Here’s the setup: An old, extremely poor hospital is kept afloat by the department of one doctor, a neurosurgeon. The fact that he’s able to keep the entire place afloat and is absolutely brilliant allows him to be a complete jerk to the vast majority of people he comes in contact with, be they patients or colleagues. He would certainly argue against any of his co-workers being referred to as “peers” as he’s so far ahead of them. The doctor in question is also troubled by his own inner demons and possible medical issues.
No, his name is not House; House isn’t a neurosurgeon, he’s an infectious disease specialist, but other than that, there are certainly valid comparisons to be made. In this case, the doctor in question is Doug Hanson, played by the generally superb Stanley Tucci, in CBS’s new medical drama, 3 Lbs.
Hanson is ably assisted by the “new guy” at the hospital, Jonathan Seger (Mark Feuerstein), and by Dr. Adrianne Holland (Indira Varma). Even though Tucci may be the star, the story is told mainly through the eyes of Seger — we are introduced to the hospital and its intricacies at the same time he is. Seger, if you will, plays the heart to Hanson’s brain. It quickly becomes clear that it is Seger’s job to explain to the patients the details of the surgeries and the diseases as Hanson is far too busy stoking his ego. Feuerstein plays his part well, even if his “fish-out-of-water” character feels moderately bland. It is unclear what earns Seger the right to be in this most prestigious neural program.

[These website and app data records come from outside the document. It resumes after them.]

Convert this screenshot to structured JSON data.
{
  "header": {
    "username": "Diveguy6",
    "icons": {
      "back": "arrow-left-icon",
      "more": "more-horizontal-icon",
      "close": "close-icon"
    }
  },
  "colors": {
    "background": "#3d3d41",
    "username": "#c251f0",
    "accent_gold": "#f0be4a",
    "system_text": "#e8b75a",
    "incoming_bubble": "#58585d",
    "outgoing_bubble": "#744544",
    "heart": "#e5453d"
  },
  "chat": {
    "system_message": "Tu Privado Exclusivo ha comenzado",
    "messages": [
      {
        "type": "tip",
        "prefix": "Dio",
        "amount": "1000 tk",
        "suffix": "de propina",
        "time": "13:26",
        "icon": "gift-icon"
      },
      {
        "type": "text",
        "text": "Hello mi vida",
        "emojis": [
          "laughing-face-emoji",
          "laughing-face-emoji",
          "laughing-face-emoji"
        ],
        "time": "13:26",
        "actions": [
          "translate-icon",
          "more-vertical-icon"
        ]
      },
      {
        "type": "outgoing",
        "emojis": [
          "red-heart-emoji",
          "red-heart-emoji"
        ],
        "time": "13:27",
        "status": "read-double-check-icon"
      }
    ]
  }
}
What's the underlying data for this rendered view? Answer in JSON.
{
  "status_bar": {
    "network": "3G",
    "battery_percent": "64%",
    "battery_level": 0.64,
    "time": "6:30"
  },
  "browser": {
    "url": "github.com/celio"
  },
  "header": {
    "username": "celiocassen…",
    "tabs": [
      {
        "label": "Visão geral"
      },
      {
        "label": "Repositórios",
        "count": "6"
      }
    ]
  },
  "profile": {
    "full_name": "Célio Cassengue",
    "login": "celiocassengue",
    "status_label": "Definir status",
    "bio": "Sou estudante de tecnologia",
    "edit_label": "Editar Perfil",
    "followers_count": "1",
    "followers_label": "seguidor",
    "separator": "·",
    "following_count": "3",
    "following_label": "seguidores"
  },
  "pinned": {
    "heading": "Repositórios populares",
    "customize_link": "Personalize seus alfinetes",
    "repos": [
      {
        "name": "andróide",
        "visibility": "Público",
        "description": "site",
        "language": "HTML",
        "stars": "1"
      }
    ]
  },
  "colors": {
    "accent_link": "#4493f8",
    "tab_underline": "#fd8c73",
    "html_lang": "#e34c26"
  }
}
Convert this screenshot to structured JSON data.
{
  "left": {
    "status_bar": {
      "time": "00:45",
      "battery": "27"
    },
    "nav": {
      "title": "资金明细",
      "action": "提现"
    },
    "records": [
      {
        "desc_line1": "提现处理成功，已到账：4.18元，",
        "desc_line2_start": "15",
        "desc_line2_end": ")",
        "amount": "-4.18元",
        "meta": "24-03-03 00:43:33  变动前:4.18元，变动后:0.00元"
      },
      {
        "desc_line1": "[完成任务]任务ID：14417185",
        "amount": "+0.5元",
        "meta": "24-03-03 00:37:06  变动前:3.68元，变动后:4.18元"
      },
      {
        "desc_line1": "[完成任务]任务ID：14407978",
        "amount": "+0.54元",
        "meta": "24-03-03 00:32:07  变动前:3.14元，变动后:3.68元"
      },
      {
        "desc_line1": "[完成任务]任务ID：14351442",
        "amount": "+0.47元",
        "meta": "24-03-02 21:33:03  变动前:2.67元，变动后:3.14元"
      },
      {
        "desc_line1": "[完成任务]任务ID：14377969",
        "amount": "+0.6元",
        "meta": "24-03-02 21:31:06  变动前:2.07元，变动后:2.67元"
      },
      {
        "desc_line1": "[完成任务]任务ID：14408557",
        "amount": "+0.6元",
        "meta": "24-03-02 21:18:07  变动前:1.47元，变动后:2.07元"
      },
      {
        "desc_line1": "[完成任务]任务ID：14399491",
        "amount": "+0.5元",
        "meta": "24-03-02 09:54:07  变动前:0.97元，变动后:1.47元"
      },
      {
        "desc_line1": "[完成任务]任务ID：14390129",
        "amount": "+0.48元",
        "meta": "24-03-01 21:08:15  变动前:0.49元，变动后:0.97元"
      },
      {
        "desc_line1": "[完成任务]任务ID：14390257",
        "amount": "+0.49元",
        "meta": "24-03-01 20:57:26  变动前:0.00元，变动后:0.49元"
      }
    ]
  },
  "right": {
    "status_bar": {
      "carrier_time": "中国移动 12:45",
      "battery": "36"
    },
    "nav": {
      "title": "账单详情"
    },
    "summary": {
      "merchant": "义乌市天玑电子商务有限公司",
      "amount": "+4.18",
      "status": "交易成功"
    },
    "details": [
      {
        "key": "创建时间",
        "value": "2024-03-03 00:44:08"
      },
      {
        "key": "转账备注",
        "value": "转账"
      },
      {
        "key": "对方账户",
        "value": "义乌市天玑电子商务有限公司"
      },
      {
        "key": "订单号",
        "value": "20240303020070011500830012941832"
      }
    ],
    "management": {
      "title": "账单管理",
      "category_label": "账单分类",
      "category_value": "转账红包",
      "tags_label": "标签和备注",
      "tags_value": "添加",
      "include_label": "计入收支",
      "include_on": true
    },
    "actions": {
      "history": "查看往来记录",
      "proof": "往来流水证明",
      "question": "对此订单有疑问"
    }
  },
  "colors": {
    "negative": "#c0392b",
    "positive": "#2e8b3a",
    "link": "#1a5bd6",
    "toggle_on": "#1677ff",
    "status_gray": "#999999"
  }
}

Hanson, on the other hand, is quite clearly made out to be the best in his field, and would happily tell anyone as much. Interestingly, this aspect of Hanson’s character is slightly lessened in the third episode of the season. He seems to greatly care for a return patient he treats in this episode. He still absolutely believes he can beat the odds and save a patient in a cutting-edge surgery, but he is happy to take the time to explain the procedure to her and even goes on a walk with her to do so, rather than rushing through it in his office.
This softening of his character so early on feels very much at odds with what the audience is presented in the first episode. There is a single scene in the premiere that indicates he treats some patients with more respect than he initially shows, but it doesn’t come out as one of the stronger scenes in the pilot. On the whole, this aspect of his character does make Hanson far more of a three dimensional individual instead of a gross caricature of a surgeon.
As for Holland, she is more interested in diagnosing and studying neurological diseases and disorders and attempting to avoid surgery (presumably much to Hanson’s chagrin). Her character is not as well drawn at this point as that of Feuerstein’s or Tucci’s. She does have a storyline in the third episode that revolves around her falling for one of her patients, but outside of that breach of ethics, and some flirting with Seger early in the first episode, we are mostly left to wonder as to her character. One hopes her personal life and character will involve to be more than just about those men she falls for (not that Seger’s or Hanson’s is much more at this point either).
The last of the four series' regulars is Dr. Flores, played by Armando Riesco. Though his part does grow moderately from episode to episode, at this point, not much about him can be determined at all, save that he exists. He doesn’t seem to do anything more on the show than monitor the vitals of patients and keep an eye on patients’ families.
The show is quite flashy, and opens with a fantastic computer-generated effect illustrating the neural problem of the main patient in the first episode. The second and third episodes open with similar scenes, and while they don’t quite elucidate the disease or issue, they do make for some pretty spiffy television. As it is stated early on in the series, Hanson’s portion of the hospital makes money hand over fist, allowing them to have the fanciest and finest of machinery to use and abuse. There are times when it feels as though the machinery exists far more for the televisual factor than for the medical benefit (touch-screen MRI/CT scan monitors, for instance). Even so, it does work on screen.
Between Tucci, Feuerstein, Varma, and its flashy look, 3 Lbs. certainly has enough going for it early on to intrigue audiences. It looks and feels like a fun, interesting show, even if I’m convinced much of the “cutting-edge” medicine is more pipe dream than practical. The first three episodes absolutely have the ability to captivate. The medical portions are not terribly dramatic at this point, the outcomes of the cases are clear well in advance of their resolution in the script, but there is still enough pomp and circumstance present to provide interest.
3 Lbs. premieres Tuesday night, November 14, at 10 pm on CBS.